For a side view of a black bear, here's a photo my husband took in July 2005, while taking a walk through the neighbourhood. In broad daylight, a bear passed the front door of a house a few blocks away:
Duluth, although it is not a tiny city (about 80,000 people), is situated on the shore of a huge lake surrounded by mostly unpopulated land. There are small towns scattered about, but mostly there is forested or boggy land. I think that's why so much wildlife can be seen right in town. Rabbits, for instance -- though rabbits live anywhere. Rabbits are so plentiful I haven't bothered to take photos of them. Some years they are like lawn ornaments. But we've been seeing foxes lately, too, which may explain the recent drop in rabbit sightings. And deer. Have I mentioned we have have lots of deer? There is a bow hunt in the city limits every year to try to control the number. They are very pretty but very bold and great eaters of landscaping.
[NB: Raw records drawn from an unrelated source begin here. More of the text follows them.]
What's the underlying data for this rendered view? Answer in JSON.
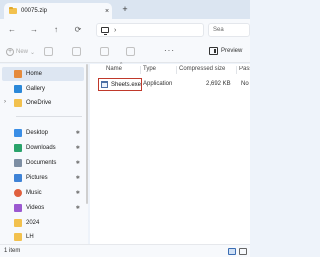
{
  "window": {
    "tab_title": "00075.zip",
    "tab_close": "×",
    "new_tab": "+"
  },
  "nav": {
    "back": "←",
    "forward": "→",
    "up": "↑",
    "refresh": "⟳",
    "address_chevron": "›",
    "search_placeholder": "Sea"
  },
  "commandbar": {
    "new_label": "New",
    "new_chevron": "⌄",
    "more": "···",
    "preview_label": "Preview"
  },
  "sidebar": {
    "items": [
      {
        "label": "Home",
        "icon": "home-icon",
        "color": "#e58a3c"
      },
      {
        "label": "Gallery",
        "icon": "gallery-icon",
        "color": "#2b88d8"
      },
      {
        "label": "OneDrive",
        "icon": "folder-icon",
        "color": "#f2c14e"
      },
      {
        "label": "Desktop",
        "icon": "desktop-icon",
        "color": "#3a8ee6"
      },
      {
        "label": "Downloads",
        "icon": "download-icon",
        "color": "#2aa36b"
      },
      {
        "label": "Documents",
        "icon": "documents-icon",
        "color": "#7d8ea3"
      },
      {
        "label": "Pictures",
        "icon": "pictures-icon",
        "color": "#3f83d6"
      },
      {
        "label": "Music",
        "icon": "music-icon",
        "color": "#e0603e"
      },
      {
        "label": "Videos",
        "icon": "videos-icon",
        "color": "#9b59d0"
      },
      {
        "label": "2024",
        "icon": "folder-icon",
        "color": "#f2c14e"
      },
      {
        "label": "LH",
        "icon": "folder-icon",
        "color": "#f2c14e"
      }
    ],
    "expand_glyph": "›",
    "pin_glyph": "✱"
  },
  "main": {
    "columns": [
      "Name",
      "Type",
      "Compressed size",
      "Pass"
    ],
    "sort_glyph": "^",
    "files": [
      {
        "name": "Sheets.exe",
        "type": "Application",
        "compressed_size": "2,692 KB",
        "password": "No"
      }
    ]
  },
  "status": {
    "count": "1 item"
  }
}
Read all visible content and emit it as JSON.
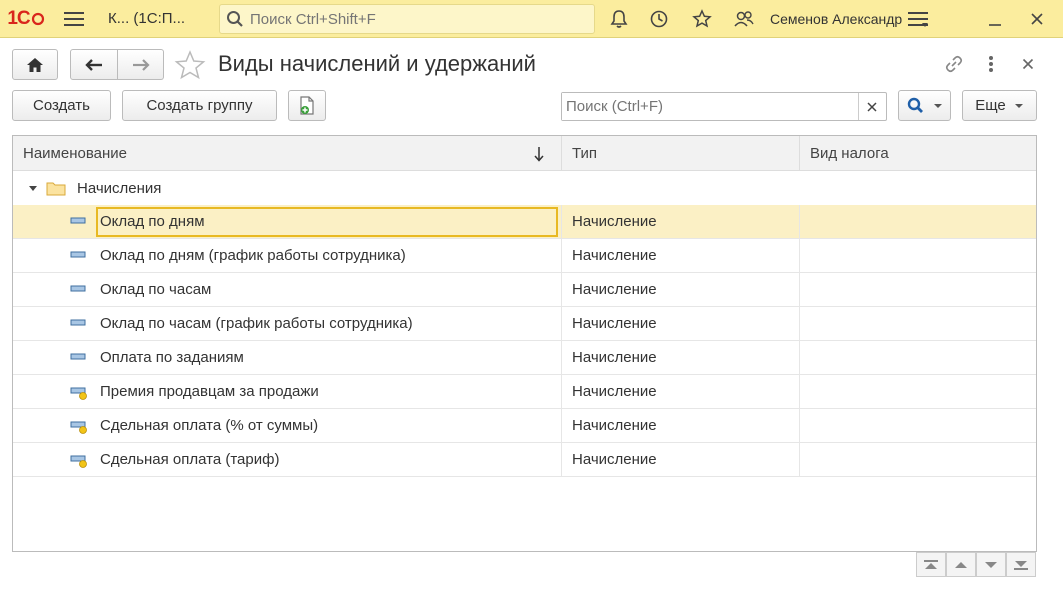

Here is a doe with a brand new fawn, taken in June. Yesterday while making dinner, I saw a doe with two spotted fawns, bigger than this one, of course, walking down the middle of the street. They seemed unconcerned by the occasional cars passing, merely moving onto adjacent lawns as they went by:
Here's a nice shot my husband took of a young deer just standing and looking at him, quite close, while he took the picture. This was taken February 2009:
Here's a great shot my husband got in August 2008 of a beautiful buck, his antlers still in velvet. My husband crept through the greenery between the houses on the next block to take the picture:
Here's another handsome buck, photographed in the alley behind the houses across the street. This was taken in the fall (November 2004), its antlers without velvet:
In the old days, four-legged predators killed deer -- lynx, bob cats and mountain lions, now seldom sighted -- and wolves. Hunting in packs, wolves could even bring down a moose, if it was young or old or weak (moose have been seen in town, but very rarely; their recent decline is being studied). Nearly brought to extinction in Minnesota, wolves have made a come-back, but they are seldom seen.
My husband took this photo of a wolf from his father's truck, spotted in the woods as they drove down a two-lane country highway, returning from a fishing trip in September 2005. How lucky they were to see a wolf -- alive, not in captivity -- and to snap of picture of it.
Not all the wildlife is big. Here's an Eastern chipmunk ("chippy-buddies", the kids call them). This one is living in the retaining wall around the patio. I took his photo when he came out to have a scratch. They are very cute, very amusing, but their burrows can undermine structures, naughty things:
And here's one of the most exotic predators we've seen in our neighbourhood. I saw him on our wall, September 2005, and dashed out with a camera to take his picture:
Ha ha! I think this cat must have had a seriously burred or matted coat to be thus sheered. "Look," we cried, "a lion-cat!" I've seen it in years since, its coat grown out, a very handsome beast.